All told, donations for scholarships totaled just over $45,000 last year. With this, we changed more than 400 students' lives at 84 different schools.

As we turn our attention to the new school year, we are so hoping that we can count on those who have been supporting students through GambiaRising to continue to do so. I really hesitate to use the words “we” and “our” in writing this update to you, since I see GambiaRising simply as an efficient and honest channel between you and the student(s) you support.  It is really all about them, and we seek to be effective conduits.

There are so many well-meaning organizations sending clothes, books, and other goods to west Africa (although it pains me to think how much of their funds go to pay shipping costs). We focus on something that is in even shorter supply and which we can send very efficiently: money. Money targeted where it will directly change a person’s life and that also doesn't create future dependency. We try whenever possible to put a face on where your money is going and what it is doing, because the students are what everything is about. They were simply born in the wrong place, and they deserve an education. We are not changing the conditions in which they live, nor shortening the distance they have to walk to get to school, nor lowering the ever-increasing heat of the west Africa sun. But you and we together are giving them a chance to grow up, learn to read, write, learn about the world, spend time with their peers, gain self-esteem, and in many cases, a career - to simply have the things that as Americans we take for granted as basic human rights. They, and others on our too-long waiting list, are counting on us.
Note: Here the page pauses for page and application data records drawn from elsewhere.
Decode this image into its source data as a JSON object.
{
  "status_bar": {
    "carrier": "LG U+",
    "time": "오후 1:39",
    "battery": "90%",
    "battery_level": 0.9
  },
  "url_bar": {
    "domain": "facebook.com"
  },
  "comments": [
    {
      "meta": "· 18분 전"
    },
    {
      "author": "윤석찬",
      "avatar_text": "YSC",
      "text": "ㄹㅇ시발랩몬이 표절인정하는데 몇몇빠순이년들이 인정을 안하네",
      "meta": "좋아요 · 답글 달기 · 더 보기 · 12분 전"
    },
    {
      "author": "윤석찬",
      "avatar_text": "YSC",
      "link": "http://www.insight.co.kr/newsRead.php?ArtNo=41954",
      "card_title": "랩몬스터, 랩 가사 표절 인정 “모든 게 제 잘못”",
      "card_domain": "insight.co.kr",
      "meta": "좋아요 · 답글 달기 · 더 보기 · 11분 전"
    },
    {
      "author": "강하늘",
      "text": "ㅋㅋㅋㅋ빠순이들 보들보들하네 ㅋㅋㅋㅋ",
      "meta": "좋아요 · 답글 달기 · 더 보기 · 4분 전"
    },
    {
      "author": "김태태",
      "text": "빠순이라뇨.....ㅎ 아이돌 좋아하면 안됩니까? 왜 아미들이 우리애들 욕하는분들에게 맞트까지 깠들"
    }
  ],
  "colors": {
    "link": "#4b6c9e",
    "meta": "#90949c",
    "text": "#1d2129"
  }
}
On behalf of these wonderful young people, I thank you from the bottom of my heart for your continuing support of them and their dreams.

Mike McConnell
Managing Trustee
GambiaRising Charitable Trust
1500 Park Ave.  PH 1
Emeryville, CA  94608

P.S. Special gratitude to all those who tirelessly work on behalf of these students:

  • Father Moses Drammeh, National Coordinator,
  • Kebba Sanyang, who manages upcountry programs,
  • Lamin Cham, liaison extraordinaire,
  • Yaya Sonko, Kunta Kambi, Matthew Gomez, and Ebrima Bah – whose work creating student profiles allows us to tell their stories to you. And Unique Solutions for their invaluable support when we were giving up hope of being able to transmit videos except on airplanes.
  • Dawda Faye and the Catholic Education Secretariat who provide liaison to the public schools in their system, with the invaluable support of the Catholic Education Secretary, Dr. Emil Kujabi

And of course, all the Peace Corps volunteers past and present, who, along with their friends adn families, are the backbone of our funding. Special thanks to our Board of Trustees and Development Committee: Bjorn Betzler, Brian Carroll, Marnie Florin, Cat Janda, Joanna LaHaie, Rebecca Spotts, Stephanie Stawicki, Mark Strohbehn, Kate Kendall, and Stephanie Starch. And our first GambiaRising Peace Corps Volunteer Leader, currently serving in The Gambia, Terry Fletcher. You can read more about this wonderful team at www.gambiarising.org/who-we-are)